Norwood House restores Heritage Trees with APF Grant
In December of 2016, Norwood Park Foundation received a grant from Austin Parks Foundation to aid in the restoration project on Norwood House. This historic Austin home has been around for almost 100 years, but for many of those it sat unused. Because of this, the structure is in need of some help in order to bring it back to its former glory.
Built in 1922 by Ollie and Calie Norwood, the home is an asian-inspired, California bungalow house, originally named “Norcliff”. It sits high above the water on the south side of Lake Austin, giving it a spectacular view of the city. The original home had many features such as gardens, greenhouses, tennis courts and a spring fed swimming pool.
After the Norwoods died, their land caught the interest of many real estate developers. Many locals who grew up swimming in the pool and picking pecans on the Norwood Estate fought back against these developers. In the 1980s one developer got as far as moving the house off its foundation before abandoning the project due to economic struggles. The City bought the house in 1985, but due to a lack of funding at the Parks & Recreation Department and other mitigating factors, the house was left off its foundation, steadily declining over the next decade and a half.
The Women’s Chamber of Commerce made an attempt in the 1990s to have the house turned into an economic center and sculpture garden, but the plan was not supported by the city. Although unsuccessful, they were able to raise money in 1999 to have the house moved back to its original site.
Finally in 2008, the South River City Citizens formed a group called the Norwood Posse, dedicated to raising awareness about Norwood House in order to raise funds to restore it. Eventually, in 2011, after many years of working with the Austin Parks and Recreation Department, they recognized that the city’s budget did not have room for the project, and would not for the foreseeable future.
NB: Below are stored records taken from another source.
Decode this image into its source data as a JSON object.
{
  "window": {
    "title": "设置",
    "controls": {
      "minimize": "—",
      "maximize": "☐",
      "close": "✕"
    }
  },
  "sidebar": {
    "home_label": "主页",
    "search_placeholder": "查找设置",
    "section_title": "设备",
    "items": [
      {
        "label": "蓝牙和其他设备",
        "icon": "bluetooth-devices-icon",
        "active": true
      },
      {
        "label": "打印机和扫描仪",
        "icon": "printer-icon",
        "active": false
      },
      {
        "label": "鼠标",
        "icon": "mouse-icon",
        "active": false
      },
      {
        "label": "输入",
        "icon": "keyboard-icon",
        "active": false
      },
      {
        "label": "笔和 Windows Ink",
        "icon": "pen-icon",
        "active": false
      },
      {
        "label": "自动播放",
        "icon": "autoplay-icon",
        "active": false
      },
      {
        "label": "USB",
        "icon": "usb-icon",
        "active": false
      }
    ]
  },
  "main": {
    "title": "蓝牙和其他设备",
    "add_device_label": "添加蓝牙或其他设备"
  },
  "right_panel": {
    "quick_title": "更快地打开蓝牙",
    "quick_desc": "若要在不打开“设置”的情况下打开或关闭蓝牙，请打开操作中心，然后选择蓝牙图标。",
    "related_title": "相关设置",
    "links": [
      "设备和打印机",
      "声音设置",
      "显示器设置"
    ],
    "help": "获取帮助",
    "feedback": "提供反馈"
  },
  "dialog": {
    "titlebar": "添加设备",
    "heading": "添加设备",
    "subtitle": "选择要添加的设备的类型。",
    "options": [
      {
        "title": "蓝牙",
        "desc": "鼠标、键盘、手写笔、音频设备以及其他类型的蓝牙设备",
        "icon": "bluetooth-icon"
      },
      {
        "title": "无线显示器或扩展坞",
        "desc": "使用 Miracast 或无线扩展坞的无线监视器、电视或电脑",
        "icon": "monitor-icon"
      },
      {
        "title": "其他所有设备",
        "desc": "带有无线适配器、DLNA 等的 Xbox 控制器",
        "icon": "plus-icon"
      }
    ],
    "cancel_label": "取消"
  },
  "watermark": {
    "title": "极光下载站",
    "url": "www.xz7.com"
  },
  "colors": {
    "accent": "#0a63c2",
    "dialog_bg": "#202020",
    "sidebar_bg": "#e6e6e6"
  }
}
Norwood Park Foundation was then created as a way to raise awareness and funds for the project from private donors, and grants such as the one from Austin Parks Foundation. The $3,400 grant from APF went toward root collar clearing, trimming and other maintenance on heritage trees on the property. Norwood Park Foundation plans to restore the house to reflect its history, while also updating it, and that allowing it to be rented and used by the public for events, similar to the Zilker Clubhouse. The building itself will be self-sustaining, with all profits from events going toward upkeep and preservation.